Katy moved so she could see her mother. Everything about Hilda Speed was sharp ‒ her tongue, features, eyes and her mind ‒ allowing her to miss nothing. Even her body seemed to be all sharp angles. She was too thin; her knees and elbows were like weapons. Although only in her late forties, she appeared older because she so rarely laughed or even smiled.
‘Just doing the last sheet,’ Katy said. ‘Why, have you got something else you want me to do?’
‘No, I was just checking what you were up to.’
Katy rolled her eyes with irritation. For her entire life her mother had always liked to keep tabs on her. Coming home from school, running a message, anything outside the house always had an allocated time, and if she wasn’t back within ten minutes of that time, she was questioned. It was as if her mother couldn’t bear the thought of her running into a friend or neighbour and stopping for a little chat.
‘I’ll just put the sheets in the airing cupboard and then I’ll be down,’ Katy replied. She finished the last sheet, put the pile of ironed things in the airing cupboard, then went to her room. She wanted to put off going downstairs again so she sat at her dressing table, looking at herself in the mirror.
Her friend Jilly had always encouraged her to enjoy her ‘pale and interesting’ look rather than complain how long it took to achieve even the faintest hint of a tan in summer. Now, at twenty-three, she had finally accepted her looks: straight, long golden-red hair, the sprinkling of freckles on her nose, the pearly colour of her skin, and her green eyes. She actually liked her eyes; everyone admired them, as they were large and lustrous. She was also grateful she’d been blessed with brown eyelashes and eyebrows, as so many redheads had blonde ones. She was slender too, and her legs were long; it would’ve been better if she was two or three inches taller, instead of a miserly five foot two, but no one could have everything.
She didn’t feel she’d inherited anything much from her parents. Rob was a replica of their dad at the same age: five foot nine, well built, with dark brown hair and eyes. Hilda had brown eyes, and she had said that her hair used to be chestnut before it went grey. But Katy had a heart-shaped face, while her mother’s was oblong. Hilda’s nose was sharp, Katy’s small and well rounded.
‘As long as you don’t get as difficult as Mum, or as soft as Dad, you’ll do,’ she told her reflection.
At the sound of her shrieked name, Katy sighed. It was a few days yet till Christmas and her mother was already going into a tailspin. No wonder Rob said he didn’t intend to come home for the holidays any more.
The stink from the bags of rubbish piled against a wall in Scotts Road made Amelia involuntarily gag and cover her nose.

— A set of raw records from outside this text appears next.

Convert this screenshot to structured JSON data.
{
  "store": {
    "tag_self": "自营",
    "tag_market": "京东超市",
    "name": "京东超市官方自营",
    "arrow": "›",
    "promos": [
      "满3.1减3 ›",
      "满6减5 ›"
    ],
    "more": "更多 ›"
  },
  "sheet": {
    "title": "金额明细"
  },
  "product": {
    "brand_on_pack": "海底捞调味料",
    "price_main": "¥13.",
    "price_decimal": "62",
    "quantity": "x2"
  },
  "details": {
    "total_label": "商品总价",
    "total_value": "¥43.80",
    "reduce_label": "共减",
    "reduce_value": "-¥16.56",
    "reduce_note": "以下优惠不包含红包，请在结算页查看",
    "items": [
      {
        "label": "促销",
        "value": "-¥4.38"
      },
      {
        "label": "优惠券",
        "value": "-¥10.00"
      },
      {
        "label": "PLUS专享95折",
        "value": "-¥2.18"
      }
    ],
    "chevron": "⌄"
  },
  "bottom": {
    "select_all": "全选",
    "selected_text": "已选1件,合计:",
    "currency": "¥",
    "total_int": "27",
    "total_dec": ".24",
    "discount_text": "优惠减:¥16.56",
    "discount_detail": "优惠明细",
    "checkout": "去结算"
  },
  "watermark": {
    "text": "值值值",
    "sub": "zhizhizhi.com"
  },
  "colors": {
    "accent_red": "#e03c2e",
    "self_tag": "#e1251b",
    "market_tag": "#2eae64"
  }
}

The wind and heavy rain coming right off the sea rattled the cottage windows and pounded on the glass.
Maisy was woken by a piercing scream. Startled, she sat up in bed, assuming the sound was coming from the street.
I never would have done what they say I’ve done, to Madame, because I loved her. Yet they say I must be put to death for it, and they want me to confess. But how can I confess what I don’t believe I’ve done?
‘I don’t remember.’ Or rather, she didn’t want to remember, which was not the same thing.
There was once an inn that sat peacefully on the bank of the Thames at Radcot, a long day’s walk from the source.
Carl said I was absolutely the right person for this job. I think he meant it. He didn’t actually say it was a job for a woman, but I could tell that’s what he thought.
Ethan Salt tip-toed to the very edge of the tenement rooftop, rolling his special poster into a perfect telescope.
As the new year of 1910 moved closer to its second month, the world marvelled that there had been so few deaths in Paris when the River Seine rose more than eight metres and flooded the city.